May 29, 2012

The country’s last remaining all-Irish girls’ boarding school has celebrated its 85th aniversary.

Colaiste Ide outside Dingle, Co Kerry, is also the only seven-day boarding school where all teaching is done through the medium of Irish.

Over the weekend, former GAA commentator and chairman of the board of directors at the school, Miceal O Muircheartaigh, joined in the celebrations that included the blessing of a new extension that replaces prefab classrooms.

The school was open three years before Micheal was born in Dun Sion on the other side of Dingle town.

There are now 142 full-time students at the school, which is one of the biggest employers in the Dingle area.

Apart from a teaching staff of 14, the school also employs an additional 40 people who make up the supervisors, kitchen and maintenance staff.

The school building is housed in the former Burnham Manor, which was the residence of Lord Ventry, the local landlord.

The Sisters of Mercy opened the house as a preparatory college for teachers in 1927 and it became a secondary boarding school for girls in 1961.  The last nuns left the school in 1996.

Aine Ni Chearbhaill became principal in 2008 and is herself a past-pupil of the school and its former home economics teacher.

“I did my Leaving Cert here in 1996 which was also the last year there were nuns in the school,” she told the Irish Independent.

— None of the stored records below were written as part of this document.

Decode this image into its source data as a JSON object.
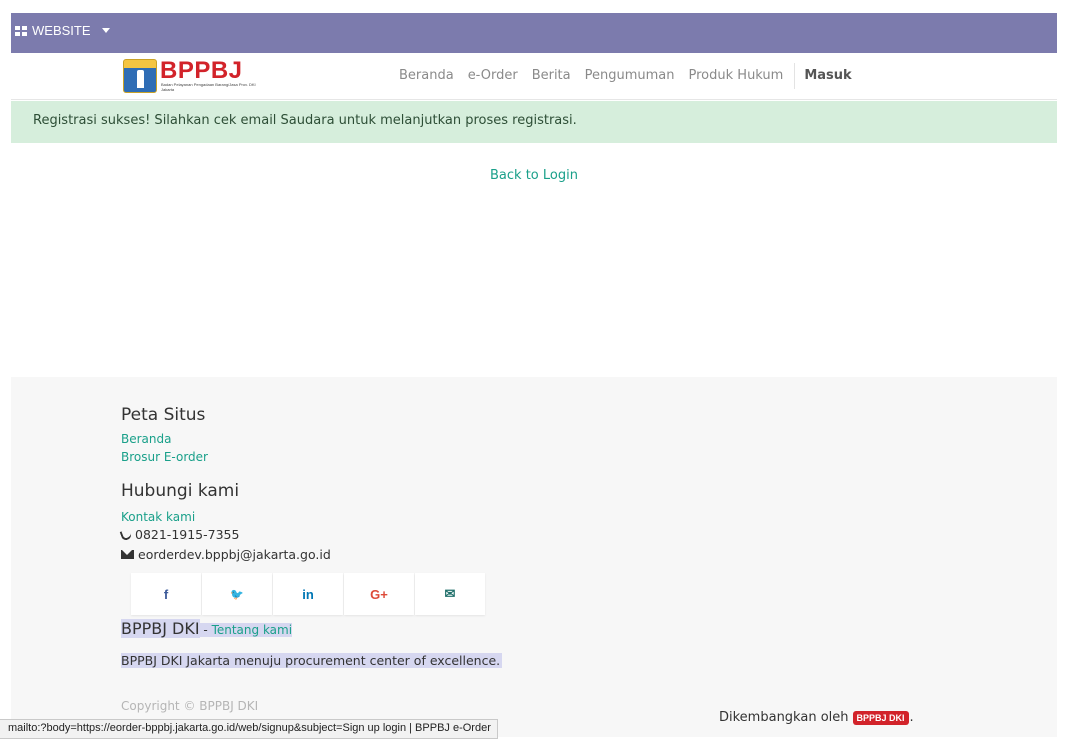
{
  "topbar": {
    "menu_label": "WEBSITE"
  },
  "logo": {
    "brand": "BPPBJ",
    "tagline": "Badan Pelayanan Pengadaan Barang/Jasa Prov. DKI Jakarta"
  },
  "nav": {
    "items": [
      "Beranda",
      "e-Order",
      "Berita",
      "Pengumuman",
      "Produk Hukum"
    ],
    "login": "Masuk"
  },
  "alert": {
    "message": "Registrasi sukses! Silahkan cek email Saudara untuk melanjutkan proses registrasi."
  },
  "main": {
    "back_link": "Back to Login"
  },
  "footer": {
    "sitemap_title": "Peta Situs",
    "sitemap_links": [
      "Beranda",
      "Brosur E-order"
    ],
    "contact_title": "Hubungi kami",
    "contact_link": "Kontak kami",
    "phone": "0821-1915-7355",
    "email": "eorderdev.bppbj@jakarta.go.id",
    "social": [
      {
        "glyph": "f",
        "icon": "facebook-icon",
        "color": "#3b5998"
      },
      {
        "glyph": "🐦",
        "icon": "twitter-icon",
        "color": "#1da1f2"
      },
      {
        "glyph": "in",
        "icon": "linkedin-icon",
        "color": "#0077b5"
      },
      {
        "glyph": "G+",
        "icon": "google-plus-icon",
        "color": "#dd4b39"
      },
      {
        "glyph": "✉",
        "icon": "email-icon",
        "color": "#1f6f6a"
      }
    ],
    "org_name": "BPPBJ DKI",
    "org_sep": " - ",
    "about_link": "Tentang kami",
    "mission": "BPPBJ DKI Jakarta menuju procurement center of excellence.",
    "copyright": "Copyright © BPPBJ DKI",
    "developed_by": "Dikembangkan oleh",
    "developer_badge": "BPPBJ DKI",
    "developer_suffix": "."
  },
  "status_bar": {
    "url": "mailto:?body=https://eorder-bppbj.jakarta.go.id/web/signup&subject=Sign up login | BPPBJ e-Order"
  },
  "colors": {
    "topbar": "#7c7bad",
    "accent": "#1aa08a",
    "alert_bg": "#d6eedc",
    "brand_red": "#d2232a"
  }
}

“After that numbers dropped and there was a question mark over its viability without the nuns.

“Then a group of parents set up Cairde Cholaiste Ide and they launched a strong campaign to ensure it stayed open.  Since then, thankfully, numbers have been on the rise,” she added.